• **Required action**: Without any images, output the records below verbatim.

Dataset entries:
+++
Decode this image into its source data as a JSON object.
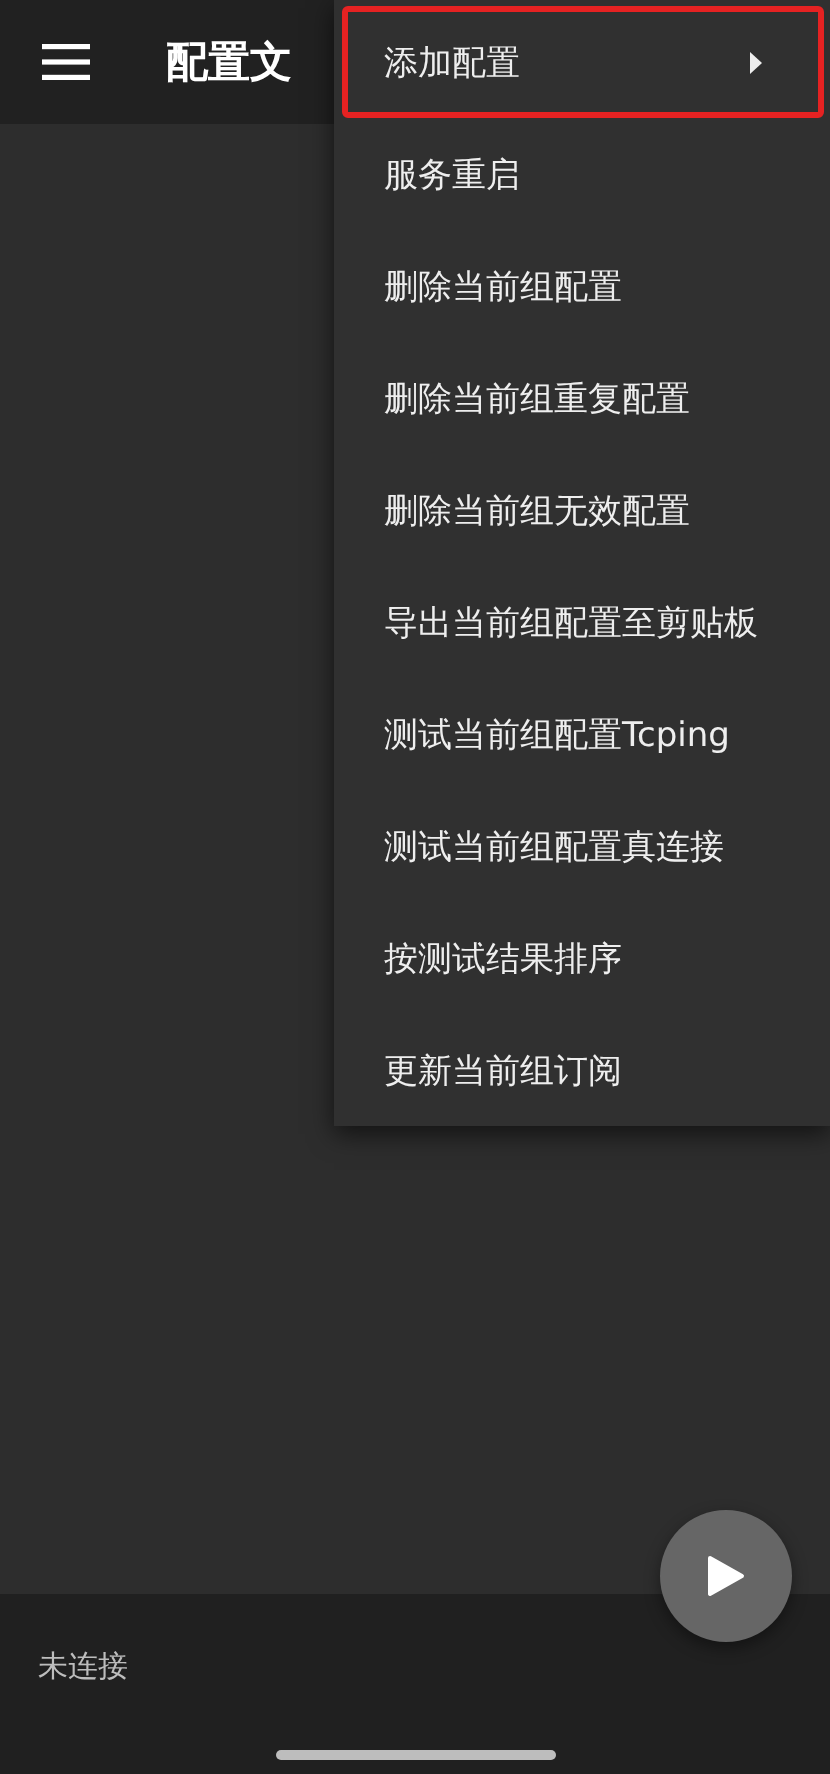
{
  "app_bar": {
    "title": "配置文"
  },
  "menu": {
    "items": [
      {
        "label": "添加配置",
        "has_submenu": true,
        "highlighted": true
      },
      {
        "label": "服务重启",
        "has_submenu": false,
        "highlighted": false
      },
      {
        "label": "删除当前组配置",
        "has_submenu": false,
        "highlighted": false
      },
      {
        "label": "删除当前组重复配置",
        "has_submenu": false,
        "highlighted": false
      },
      {
        "label": "删除当前组无效配置",
        "has_submenu": false,
        "highlighted": false
      },
      {
        "label": "导出当前组配置至剪贴板",
        "has_submenu": false,
        "highlighted": false
      },
      {
        "label": "测试当前组配置Tcping",
        "has_submenu": false,
        "highlighted": false
      },
      {
        "label": "测试当前组配置真连接",
        "has_submenu": false,
        "highlighted": false
      },
      {
        "label": "按测试结果排序",
        "has_submenu": false,
        "highlighted": false
      },
      {
        "label": "更新当前组订阅",
        "has_submenu": false,
        "highlighted": false
      }
    ]
  },
  "status_bar": {
    "text": "未连接"
  }
}
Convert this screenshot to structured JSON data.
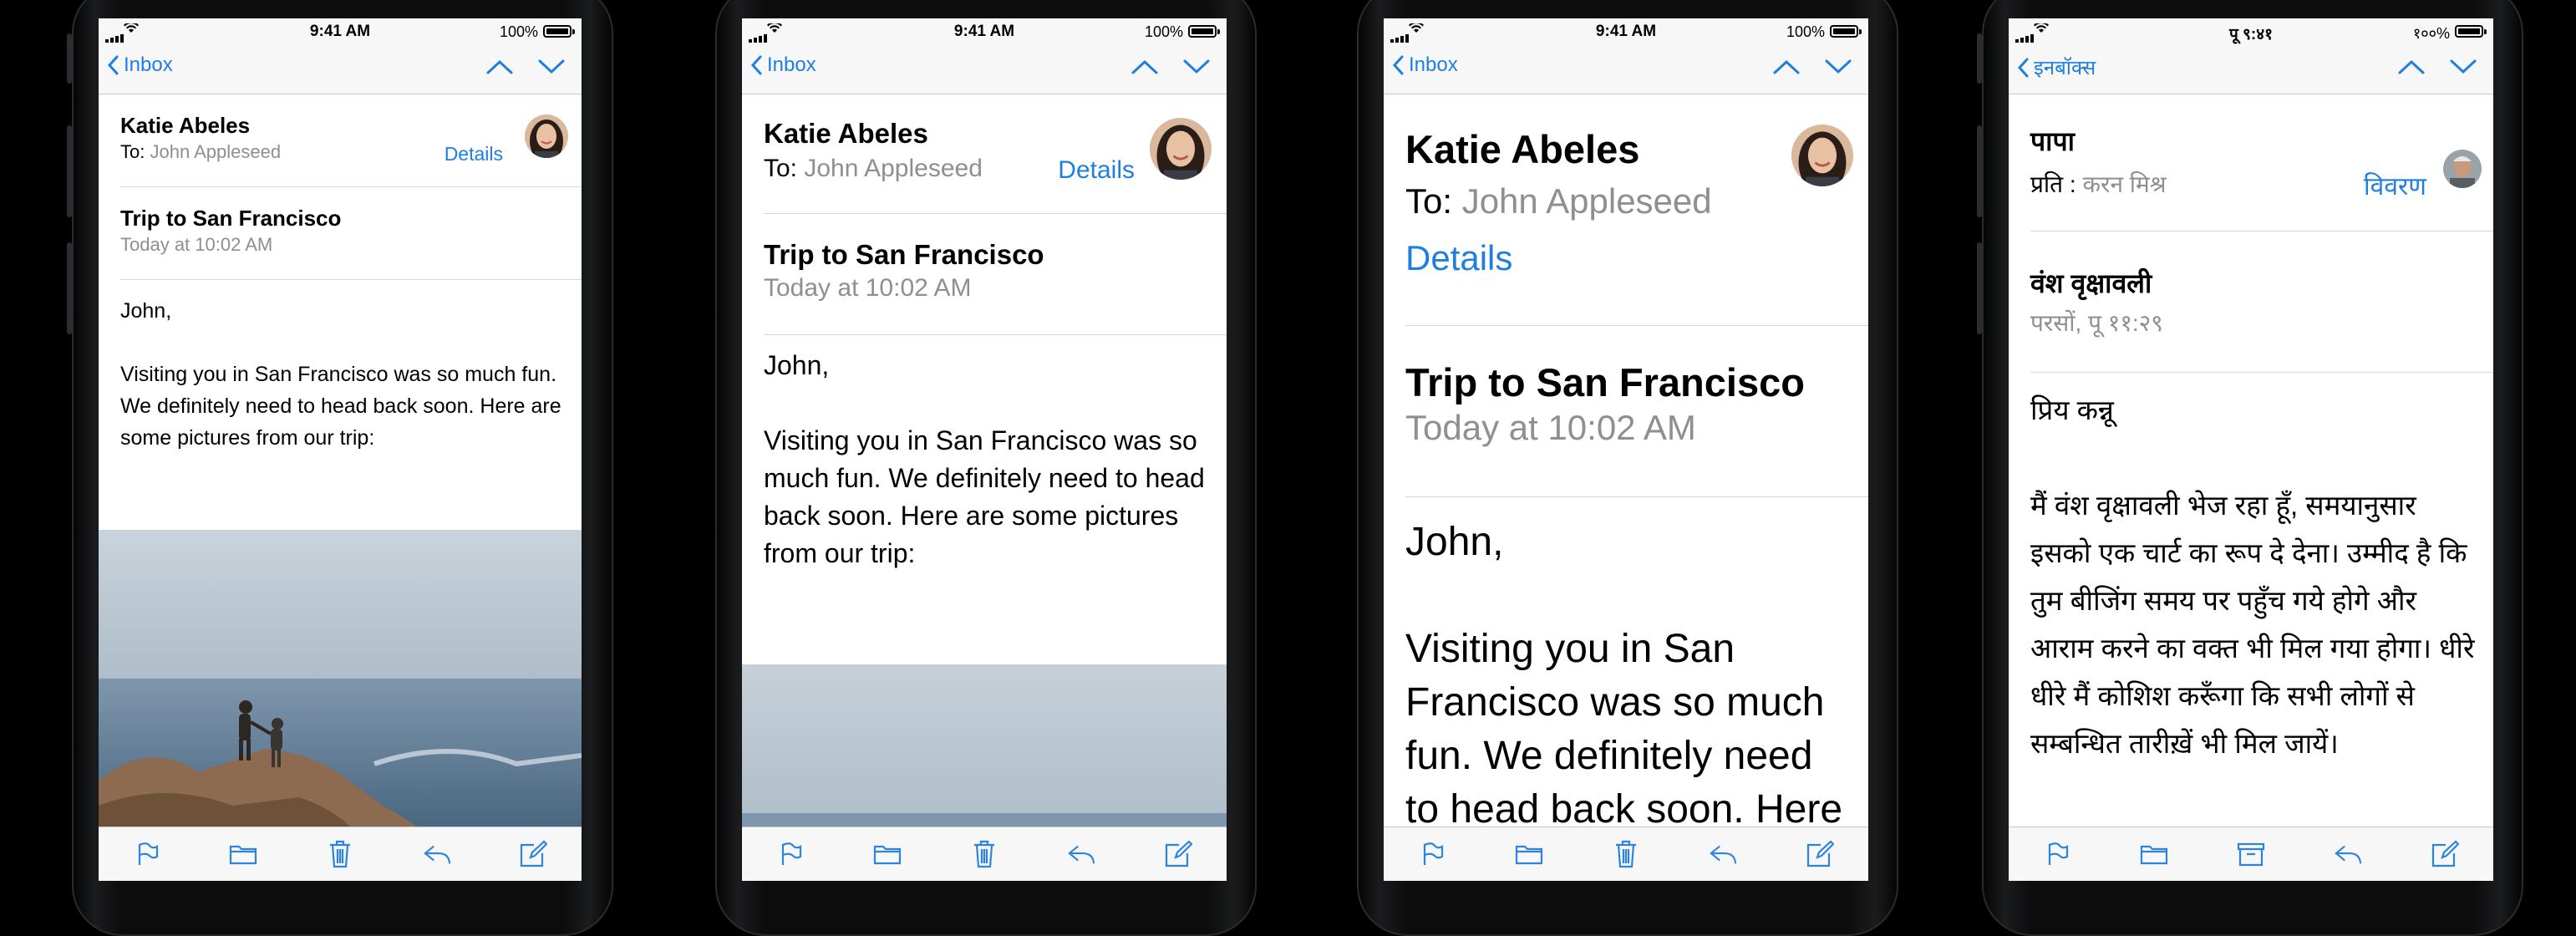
{
  "colors": {
    "accent": "#1f7fe0",
    "secondary_text": "#8e8e93",
    "bar_bg": "#f7f7f7"
  },
  "phones": [
    {
      "status": {
        "time": "9:41 AM",
        "battery": "100%"
      },
      "nav": {
        "back_label": "Inbox"
      },
      "header": {
        "sender": "Katie Abeles",
        "to_prefix": "To:",
        "recipient": "John Appleseed",
        "details_label": "Details"
      },
      "subject": "Trip to San Francisco",
      "date": "Today at 10:02 AM",
      "greeting": "John,",
      "body": "Visiting you in San Francisco was so much fun. We definitely need to head back soon. Here are some pictures from our trip:",
      "toolbar": [
        "flag-icon",
        "folder-icon",
        "trash-icon",
        "reply-icon",
        "compose-icon"
      ]
    },
    {
      "status": {
        "time": "9:41 AM",
        "battery": "100%"
      },
      "nav": {
        "back_label": "Inbox"
      },
      "header": {
        "sender": "Katie Abeles",
        "to_prefix": "To:",
        "recipient": "John Appleseed",
        "details_label": "Details"
      },
      "subject": "Trip to San Francisco",
      "date": "Today at 10:02 AM",
      "greeting": "John,",
      "body": "Visiting you in San Francisco was so much fun. We definitely need to head back soon. Here are some pictures from our trip:",
      "toolbar": [
        "flag-icon",
        "folder-icon",
        "trash-icon",
        "reply-icon",
        "compose-icon"
      ]
    },
    {
      "status": {
        "time": "9:41 AM",
        "battery": "100%"
      },
      "nav": {
        "back_label": "Inbox"
      },
      "header": {
        "sender": "Katie Abeles",
        "to_prefix": "To:",
        "recipient": "John Appleseed",
        "details_label": "Details"
      },
      "subject": "Trip to San Francisco",
      "date": "Today at 10:02 AM",
      "greeting": "John,",
      "body": "Visiting you in San Francisco was so much fun. We definitely need to head back soon. Here",
      "toolbar": [
        "flag-icon",
        "folder-icon",
        "trash-icon",
        "reply-icon",
        "compose-icon"
      ]
    },
    {
      "status": {
        "time": "पू ९:४१",
        "battery": "१००%"
      },
      "nav": {
        "back_label": "इनबॉक्स"
      },
      "header": {
        "sender": "पापा",
        "to_prefix": "प्रति :",
        "recipient": "करन मिश्र",
        "details_label": "विवरण"
      },
      "subject": "वंश वृक्षावली",
      "date": "परसों, पू ११:२९",
      "greeting": "प्रिय कन्नू",
      "body": "मैं वंश वृक्षावली भेज रहा हूँ, समयानुसार इसको एक चार्ट का रूप दे देना। उम्मीद है कि तुम बीजिंग समय पर पहुँच गये होगे और आराम करने का वक्त भी मिल गया होगा। धीरे धीरे मैं कोशिश करूँगा कि सभी लोगों से सम्बन्धित तारीख़ें भी मिल जायें।",
      "toolbar": [
        "flag-icon",
        "folder-icon",
        "archive-icon",
        "reply-icon",
        "compose-icon"
      ]
    }
  ]
}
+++
• **Result for this task**:
Decode this image into its source data as a JSON object.
{
  "app_bar": {
    "title": "配置文"
  },
  "menu": {
    "items": [
      {
        "label": "添加配置",
        "has_submenu": true,
        "highlighted": true
      },
      {
        "label": "服务重启",
        "has_submenu": false,
        "highlighted": false
      },
      {
        "label": "删除当前组配置",
        "has_submenu": false,
        "highlighted": false
      },
      {
        "label": "删除当前组重复配置",
        "has_submenu": false,
        "highlighted": false
      },
      {
        "label": "删除当前组无效配置",
        "has_submenu": false,
        "highlighted": false
      },
      {
        "label": "导出当前组配置至剪贴板",
        "has_submenu": false,
        "highlighted": false
      },
      {
        "label": "测试当前组配置Tcping",
        "has_submenu": false,
        "highlighted": false
      },
      {
        "label": "测试当前组配置真连接",
        "has_submenu": false,
        "highlighted": false
      },
      {
        "label": "按测试结果排序",
        "has_submenu": false,
        "highlighted": false
      },
      {
        "label": "更新当前组订阅",
        "has_submenu": false,
        "highlighted": false
      }
    ]
  },
  "status_bar": {
    "text": "未连接"
  }
}
Convert this screenshot to structured JSON data.
{
  "colors": {
    "accent": "#1f7fe0",
    "secondary_text": "#8e8e93",
    "bar_bg": "#f7f7f7"
  },
  "phones": [
    {
      "status": {
        "time": "9:41 AM",
        "battery": "100%"
      },
      "nav": {
        "back_label": "Inbox"
      },
      "header": {
        "sender": "Katie Abeles",
        "to_prefix": "To:",
        "recipient": "John Appleseed",
        "details_label": "Details"
      },
      "subject": "Trip to San Francisco",
      "date": "Today at 10:02 AM",
      "greeting": "John,",
      "body": "Visiting you in San Francisco was so much fun. We definitely need to head back soon. Here are some pictures from our trip:",
      "toolbar": [
        "flag-icon",
        "folder-icon",
        "trash-icon",
        "reply-icon",
        "compose-icon"
      ]
    },
    {
      "status": {
        "time": "9:41 AM",
        "battery": "100%"
      },
      "nav": {
        "back_label": "Inbox"
      },
      "header": {
        "sender": "Katie Abeles",
        "to_prefix": "To:",
        "recipient": "John Appleseed",
        "details_label": "Details"
      },
      "subject": "Trip to San Francisco",
      "date": "Today at 10:02 AM",
      "greeting": "John,",
      "body": "Visiting you in San Francisco was so much fun. We definitely need to head back soon. Here are some pictures from our trip:",
      "toolbar": [
        "flag-icon",
        "folder-icon",
        "trash-icon",
        "reply-icon",
        "compose-icon"
      ]
    },
    {
      "status": {
        "time": "9:41 AM",
        "battery": "100%"
      },
      "nav": {
        "back_label": "Inbox"
      },
      "header": {
        "sender": "Katie Abeles",
        "to_prefix": "To:",
        "recipient": "John Appleseed",
        "details_label": "Details"
      },
      "subject": "Trip to San Francisco",
      "date": "Today at 10:02 AM",
      "greeting": "John,",
      "body": "Visiting you in San Francisco was so much fun. We definitely need to head back soon. Here",
      "toolbar": [
        "flag-icon",
        "folder-icon",
        "trash-icon",
        "reply-icon",
        "compose-icon"
      ]
    },
    {
      "status": {
        "time": "पू ९:४१",
        "battery": "१००%"
      },
      "nav": {
        "back_label": "इनबॉक्स"
      },
      "header": {
        "sender": "पापा",
        "to_prefix": "प्रति :",
        "recipient": "करन मिश्र",
        "details_label": "विवरण"
      },
      "subject": "वंश वृक्षावली",
      "date": "परसों, पू ११:२९",
      "greeting": "प्रिय कन्नू",
      "body": "मैं वंश वृक्षावली भेज रहा हूँ, समयानुसार इसको एक चार्ट का रूप दे देना। उम्मीद है कि तुम बीजिंग समय पर पहुँच गये होगे और आराम करने का वक्त भी मिल गया होगा। धीरे धीरे मैं कोशिश करूँगा कि सभी लोगों से सम्बन्धित तारीख़ें भी मिल जायें।",
      "toolbar": [
        "flag-icon",
        "folder-icon",
        "archive-icon",
        "reply-icon",
        "compose-icon"
      ]
    }
  ]
}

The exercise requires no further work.